While everyone is doing their best to stay safe at home during the coronavirus public health emergency, the experts at the Tennessee Aquarium have continued providing excellent care for the animals. And, over the past week, there’s been a quite a bit of extra activity in Penguins’ Rock as animal care specialists prepare the exhibit for the upcoming nesting season.
This process began with a penguin rodeo of sorts. The birds were rounded up to waddle behind the scenes to receive their semi-annual physical examinations. While the Aquarium’s veterinarian performed a thorough exam on each Gentoo and Macaroni Penguin, others were busy pressure washing the chilly habitat and building new nesting platforms for the penguins. When the birds returned to their sparkling clean exhibit, they seemed to know what’s ahead.
“The lighting system is controlled by a computer to simulate the length of daylight they would receive in the Southern Hemisphere while matching our seasons,” says senior aviculturist Loribeth Lee. “As their 'day' lengthens to reflect the changing time of year, we've noticed some courtship vocalizations and penguins claiming their favorite nesting sites. I think they can sense spring is arriving.”
Ms. Lee and others will start placing hundreds of pounds of rocks in the exhibit for their feathered friends at approximately 10 a.m. on Wednesday. (Daily cleaning and feeding routines will begin at 9 a.m.) The arrival of these rocks — the birds' preferred nesting material — triggers a frenzy of activity that usually lasts for a few weeks until the first eggs start to appear on exhibit in early to mid-May.
Even though the Aquarium remains temporarily closed to the public to slow the community spread of the COVID-19 virus, anyone can watch the Penguins’ Rock live webcam to observe this flurry of courtship and nest-building activity. Ms. Lee will also appear on a special Facebook Live event scheduled for 1 p.m. on Wednesday to talk about penguin pairings, to answer questions submitted by viewers and to provide tips on the best times to watch the live camera. (Hint: basically any time.)
Building a nest is serious business for the penguins. One Gentoo Penguin, Nipper, is among the Aquarium’s most-renowned nest-chitects.
“Each year, Nipper builds one of the largest nests in the habitat,” Ms. Lee says. “He also spends quite a bit of time stealing rocks from other nests, when he’s not defending his own from other penguins that have the same idea.”

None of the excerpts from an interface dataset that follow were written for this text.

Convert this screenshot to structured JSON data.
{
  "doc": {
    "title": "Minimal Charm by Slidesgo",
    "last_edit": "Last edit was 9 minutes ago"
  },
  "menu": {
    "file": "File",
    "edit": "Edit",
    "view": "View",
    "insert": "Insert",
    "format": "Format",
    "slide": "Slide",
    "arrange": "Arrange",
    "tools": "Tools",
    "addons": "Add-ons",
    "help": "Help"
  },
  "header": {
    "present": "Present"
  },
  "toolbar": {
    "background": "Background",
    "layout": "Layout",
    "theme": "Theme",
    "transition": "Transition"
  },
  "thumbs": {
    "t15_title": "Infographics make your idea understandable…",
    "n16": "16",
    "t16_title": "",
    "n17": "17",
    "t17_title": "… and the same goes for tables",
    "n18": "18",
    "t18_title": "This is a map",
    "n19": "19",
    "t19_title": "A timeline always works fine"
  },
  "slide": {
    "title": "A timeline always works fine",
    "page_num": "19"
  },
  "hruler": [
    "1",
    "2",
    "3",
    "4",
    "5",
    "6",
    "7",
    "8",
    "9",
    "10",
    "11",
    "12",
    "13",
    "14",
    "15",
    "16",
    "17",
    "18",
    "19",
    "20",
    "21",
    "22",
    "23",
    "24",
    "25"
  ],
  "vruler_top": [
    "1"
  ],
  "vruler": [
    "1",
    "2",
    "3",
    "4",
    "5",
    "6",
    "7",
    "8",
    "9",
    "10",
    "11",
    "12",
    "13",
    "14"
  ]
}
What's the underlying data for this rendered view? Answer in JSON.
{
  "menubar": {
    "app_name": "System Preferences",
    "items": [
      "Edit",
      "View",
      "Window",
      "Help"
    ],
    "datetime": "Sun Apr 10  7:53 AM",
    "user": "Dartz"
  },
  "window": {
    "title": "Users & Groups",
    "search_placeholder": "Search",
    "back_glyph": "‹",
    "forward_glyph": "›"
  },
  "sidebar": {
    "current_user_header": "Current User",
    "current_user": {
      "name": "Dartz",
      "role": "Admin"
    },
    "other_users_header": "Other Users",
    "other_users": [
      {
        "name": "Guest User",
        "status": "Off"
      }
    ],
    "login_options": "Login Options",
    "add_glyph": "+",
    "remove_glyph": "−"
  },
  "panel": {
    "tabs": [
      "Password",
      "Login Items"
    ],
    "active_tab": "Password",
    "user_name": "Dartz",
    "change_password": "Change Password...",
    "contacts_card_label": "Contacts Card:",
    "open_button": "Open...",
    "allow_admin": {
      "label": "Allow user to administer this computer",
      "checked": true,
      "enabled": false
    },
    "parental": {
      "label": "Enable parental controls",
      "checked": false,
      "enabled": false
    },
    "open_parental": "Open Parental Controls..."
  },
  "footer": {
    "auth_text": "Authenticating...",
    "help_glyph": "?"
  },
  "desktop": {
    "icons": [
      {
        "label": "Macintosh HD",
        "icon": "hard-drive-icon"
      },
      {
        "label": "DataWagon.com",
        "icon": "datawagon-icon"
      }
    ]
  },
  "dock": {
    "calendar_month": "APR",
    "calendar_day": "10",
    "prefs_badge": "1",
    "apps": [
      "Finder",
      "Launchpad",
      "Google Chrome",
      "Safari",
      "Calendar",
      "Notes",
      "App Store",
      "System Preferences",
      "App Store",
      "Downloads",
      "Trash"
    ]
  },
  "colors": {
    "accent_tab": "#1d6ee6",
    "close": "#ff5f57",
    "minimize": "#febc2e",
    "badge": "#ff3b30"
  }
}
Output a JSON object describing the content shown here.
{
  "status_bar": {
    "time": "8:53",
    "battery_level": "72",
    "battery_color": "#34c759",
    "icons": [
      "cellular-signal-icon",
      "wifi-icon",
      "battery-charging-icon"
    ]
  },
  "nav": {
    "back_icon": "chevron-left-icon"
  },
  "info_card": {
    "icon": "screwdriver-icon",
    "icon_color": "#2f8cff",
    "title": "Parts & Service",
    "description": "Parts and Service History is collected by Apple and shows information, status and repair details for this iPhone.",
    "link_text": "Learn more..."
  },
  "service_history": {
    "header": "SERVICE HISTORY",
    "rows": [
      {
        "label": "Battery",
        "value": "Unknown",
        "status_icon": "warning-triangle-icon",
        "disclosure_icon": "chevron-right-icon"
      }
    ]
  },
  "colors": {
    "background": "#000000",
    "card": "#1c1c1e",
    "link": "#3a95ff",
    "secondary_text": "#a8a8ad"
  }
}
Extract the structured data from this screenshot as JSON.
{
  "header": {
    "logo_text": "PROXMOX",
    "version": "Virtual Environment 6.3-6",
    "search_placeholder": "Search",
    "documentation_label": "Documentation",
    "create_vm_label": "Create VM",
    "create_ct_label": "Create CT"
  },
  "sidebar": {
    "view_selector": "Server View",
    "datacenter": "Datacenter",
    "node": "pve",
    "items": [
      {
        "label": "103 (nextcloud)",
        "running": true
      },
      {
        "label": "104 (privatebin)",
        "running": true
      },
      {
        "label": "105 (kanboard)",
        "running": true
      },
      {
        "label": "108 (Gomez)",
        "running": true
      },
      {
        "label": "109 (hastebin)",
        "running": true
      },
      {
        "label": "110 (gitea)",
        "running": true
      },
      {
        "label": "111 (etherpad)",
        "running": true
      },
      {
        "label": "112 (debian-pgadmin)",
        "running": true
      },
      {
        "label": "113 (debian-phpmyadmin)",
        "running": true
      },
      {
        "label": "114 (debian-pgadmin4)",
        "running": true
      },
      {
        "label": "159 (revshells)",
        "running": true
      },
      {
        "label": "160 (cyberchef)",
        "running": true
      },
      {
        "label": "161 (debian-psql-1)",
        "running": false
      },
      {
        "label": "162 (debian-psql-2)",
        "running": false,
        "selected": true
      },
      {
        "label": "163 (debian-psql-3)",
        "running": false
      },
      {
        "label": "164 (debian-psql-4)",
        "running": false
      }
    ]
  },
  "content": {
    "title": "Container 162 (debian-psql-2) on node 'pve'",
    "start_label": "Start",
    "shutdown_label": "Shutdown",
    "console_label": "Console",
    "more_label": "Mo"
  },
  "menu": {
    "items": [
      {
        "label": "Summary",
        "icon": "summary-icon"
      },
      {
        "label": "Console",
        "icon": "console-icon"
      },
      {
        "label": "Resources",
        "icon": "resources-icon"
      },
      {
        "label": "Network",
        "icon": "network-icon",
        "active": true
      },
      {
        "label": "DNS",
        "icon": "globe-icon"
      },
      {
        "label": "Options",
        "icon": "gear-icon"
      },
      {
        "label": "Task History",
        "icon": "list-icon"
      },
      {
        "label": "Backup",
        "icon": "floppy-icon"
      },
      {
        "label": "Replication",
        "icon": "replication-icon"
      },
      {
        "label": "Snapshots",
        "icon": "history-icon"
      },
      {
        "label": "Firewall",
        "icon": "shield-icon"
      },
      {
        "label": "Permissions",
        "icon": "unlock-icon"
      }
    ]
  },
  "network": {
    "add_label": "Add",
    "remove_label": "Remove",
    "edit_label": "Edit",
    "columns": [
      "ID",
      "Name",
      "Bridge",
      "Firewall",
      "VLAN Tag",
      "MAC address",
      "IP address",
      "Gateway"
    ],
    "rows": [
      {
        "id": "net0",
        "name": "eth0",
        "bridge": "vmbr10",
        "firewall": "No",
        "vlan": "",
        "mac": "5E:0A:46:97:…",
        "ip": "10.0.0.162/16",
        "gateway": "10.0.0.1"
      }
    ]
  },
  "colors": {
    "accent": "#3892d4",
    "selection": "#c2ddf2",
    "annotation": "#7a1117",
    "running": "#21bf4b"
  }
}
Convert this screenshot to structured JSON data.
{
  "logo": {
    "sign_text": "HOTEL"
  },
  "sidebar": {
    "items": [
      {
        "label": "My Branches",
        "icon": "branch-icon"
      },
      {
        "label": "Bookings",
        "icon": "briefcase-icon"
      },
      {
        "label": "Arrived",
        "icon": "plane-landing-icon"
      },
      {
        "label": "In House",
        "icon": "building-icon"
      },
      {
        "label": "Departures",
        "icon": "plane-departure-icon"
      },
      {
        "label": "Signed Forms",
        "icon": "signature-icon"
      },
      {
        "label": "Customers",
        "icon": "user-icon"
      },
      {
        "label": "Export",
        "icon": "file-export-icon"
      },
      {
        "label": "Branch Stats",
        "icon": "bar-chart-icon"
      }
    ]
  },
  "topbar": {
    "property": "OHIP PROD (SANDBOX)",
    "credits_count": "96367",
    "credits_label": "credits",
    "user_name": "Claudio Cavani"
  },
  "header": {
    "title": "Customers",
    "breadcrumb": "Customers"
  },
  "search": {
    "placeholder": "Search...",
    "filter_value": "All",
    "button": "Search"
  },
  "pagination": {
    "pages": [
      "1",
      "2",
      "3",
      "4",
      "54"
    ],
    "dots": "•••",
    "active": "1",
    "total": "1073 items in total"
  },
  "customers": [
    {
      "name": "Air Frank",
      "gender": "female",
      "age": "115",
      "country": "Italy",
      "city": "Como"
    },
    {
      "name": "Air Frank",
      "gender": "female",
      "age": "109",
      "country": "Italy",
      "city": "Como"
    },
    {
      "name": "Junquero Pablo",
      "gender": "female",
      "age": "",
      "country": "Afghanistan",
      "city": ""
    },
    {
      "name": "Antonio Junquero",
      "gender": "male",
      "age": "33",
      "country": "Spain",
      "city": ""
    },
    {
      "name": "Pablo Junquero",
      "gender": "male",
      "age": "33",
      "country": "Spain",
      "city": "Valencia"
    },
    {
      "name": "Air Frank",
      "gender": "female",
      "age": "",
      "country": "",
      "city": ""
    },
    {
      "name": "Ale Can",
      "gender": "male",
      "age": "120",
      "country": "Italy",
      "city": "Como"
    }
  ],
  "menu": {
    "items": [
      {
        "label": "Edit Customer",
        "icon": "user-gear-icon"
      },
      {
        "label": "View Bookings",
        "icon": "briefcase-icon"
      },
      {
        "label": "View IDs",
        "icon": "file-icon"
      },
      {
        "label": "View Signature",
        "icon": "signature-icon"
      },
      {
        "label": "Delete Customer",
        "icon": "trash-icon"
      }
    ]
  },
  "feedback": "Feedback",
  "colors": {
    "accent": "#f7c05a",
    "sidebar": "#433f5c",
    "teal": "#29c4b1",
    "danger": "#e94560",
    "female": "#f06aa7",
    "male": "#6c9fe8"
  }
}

While the Penguins’ Rock live webcam will be a place for everyone to flock together virtually, the Aquarium has two other webcams that are soothing and fun to watch. The Secret Reef live webcam features a huge variety of aquatic life native to the Flower Garden Banks National Marine Sanctuary in the Gulf of Mexico, while the River Otter Falls live webcam showcases the playful antics of North American River Otters romping and diving in an Appalachian cove forest.
For those seeking more fun and educational content, the Tennessee Aquarium’s education team is working to add engaging learn-at-home activities to the Aquarium at Home page. Virtual visitors to this page can download activity sheets, coloring pages and find links to additional resources like streaming services that offer some of the highest-rated films shown at the Aquarium’s IMAX 3D Theater.
As a nonprofit organization, the Tennessee Aquarium depends upon admissions to support its operational costs. Each day without guests makes it that much more challenging to cover these mounting expenses. Like the penguin team, the Aquarium’s dedicated experts remain committed to meeting the needs of every animal in their care, many of them representing species the Aquarium is helping to save from extinction. The public is asked to join a wave of support by contributing to the Aquarium’s emergency operations fund online: https://www.tnaqua.org/donate-now